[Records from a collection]

━━━━━━━━━━━━━━━━━━━━

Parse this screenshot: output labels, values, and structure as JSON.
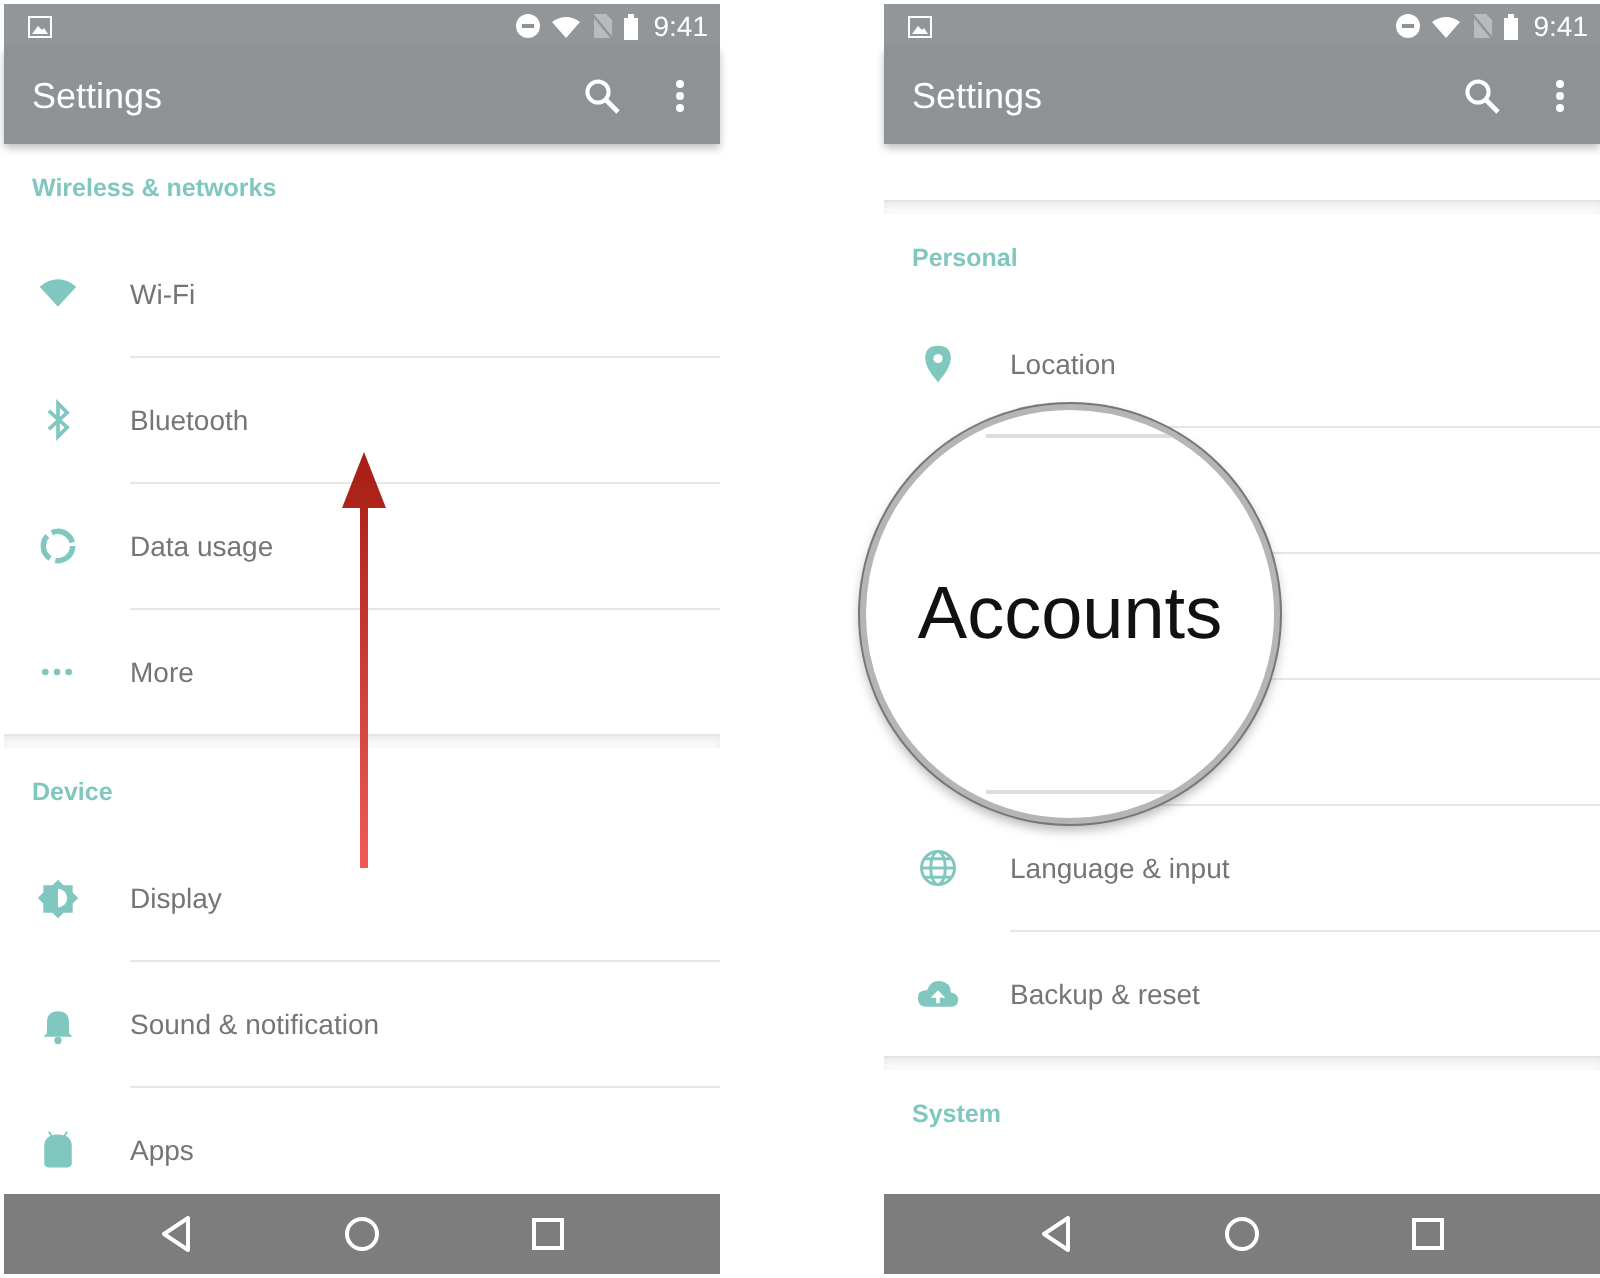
{
  "screens": [
    {
      "status_bar": {
        "time": "9:41"
      },
      "app_bar": {
        "title": "Settings"
      },
      "sections": [
        {
          "header": "Wireless & networks",
          "items": [
            {
              "kind": "row",
              "label": "Wi-Fi"
            },
            {
              "kind": "row",
              "label": "Bluetooth"
            },
            {
              "kind": "row",
              "label": "Data usage"
            },
            {
              "kind": "row",
              "label": "More"
            }
          ]
        },
        {
          "header": "Device",
          "items": [
            {
              "kind": "row",
              "label": "Display"
            },
            {
              "kind": "row",
              "label": "Sound & notification"
            },
            {
              "kind": "row",
              "label": "Apps"
            }
          ]
        }
      ]
    },
    {
      "status_bar": {
        "time": "9:41"
      },
      "app_bar": {
        "title": "Settings"
      },
      "magnifier": {
        "text": "Accounts"
      },
      "sections": [
        {
          "items": [
            {
              "kind": "covered"
            }
          ]
        },
        {
          "header": "Personal",
          "items": [
            {
              "kind": "row",
              "label": "Location"
            },
            {
              "kind": "covered"
            },
            {
              "kind": "covered"
            },
            {
              "kind": "covered"
            },
            {
              "kind": "row",
              "label": "Language & input"
            },
            {
              "kind": "row",
              "label": "Backup & reset"
            }
          ]
        },
        {
          "header": "System"
        }
      ]
    }
  ]
}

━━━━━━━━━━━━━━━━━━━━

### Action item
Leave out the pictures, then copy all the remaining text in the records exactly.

### Solution to this task
Parse this screenshot: output labels, values, and structure as JSON.
{
  "screens": [
    {
      "status_bar": {
        "time": "9:41"
      },
      "app_bar": {
        "title": "Settings"
      },
      "sections": [
        {
          "header": "Wireless & networks",
          "items": [
            {
              "kind": "row",
              "label": "Wi-Fi"
            },
            {
              "kind": "row",
              "label": "Bluetooth"
            },
            {
              "kind": "row",
              "label": "Data usage"
            },
            {
              "kind": "row",
              "label": "More"
            }
          ]
        },
        {
          "header": "Device",
          "items": [
            {
              "kind": "row",
              "label": "Display"
            },
            {
              "kind": "row",
              "label": "Sound & notification"
            },
            {
              "kind": "row",
              "label": "Apps"
            }
          ]
        }
      ]
    },
    {
      "status_bar": {
        "time": "9:41"
      },
      "app_bar": {
        "title": "Settings"
      },
      "magnifier": {
        "text": "Accounts"
      },
      "sections": [
        {
          "items": [
            {
              "kind": "covered"
            }
          ]
        },
        {
          "header": "Personal",
          "items": [
            {
              "kind": "row",
              "label": "Location"
            },
            {
              "kind": "covered"
            },
            {
              "kind": "covered"
            },
            {
              "kind": "covered"
            },
            {
              "kind": "row",
              "label": "Language & input"
            },
            {
              "kind": "row",
              "label": "Backup & reset"
            }
          ]
        },
        {
          "header": "System"
        }
      ]
    }
  ]
}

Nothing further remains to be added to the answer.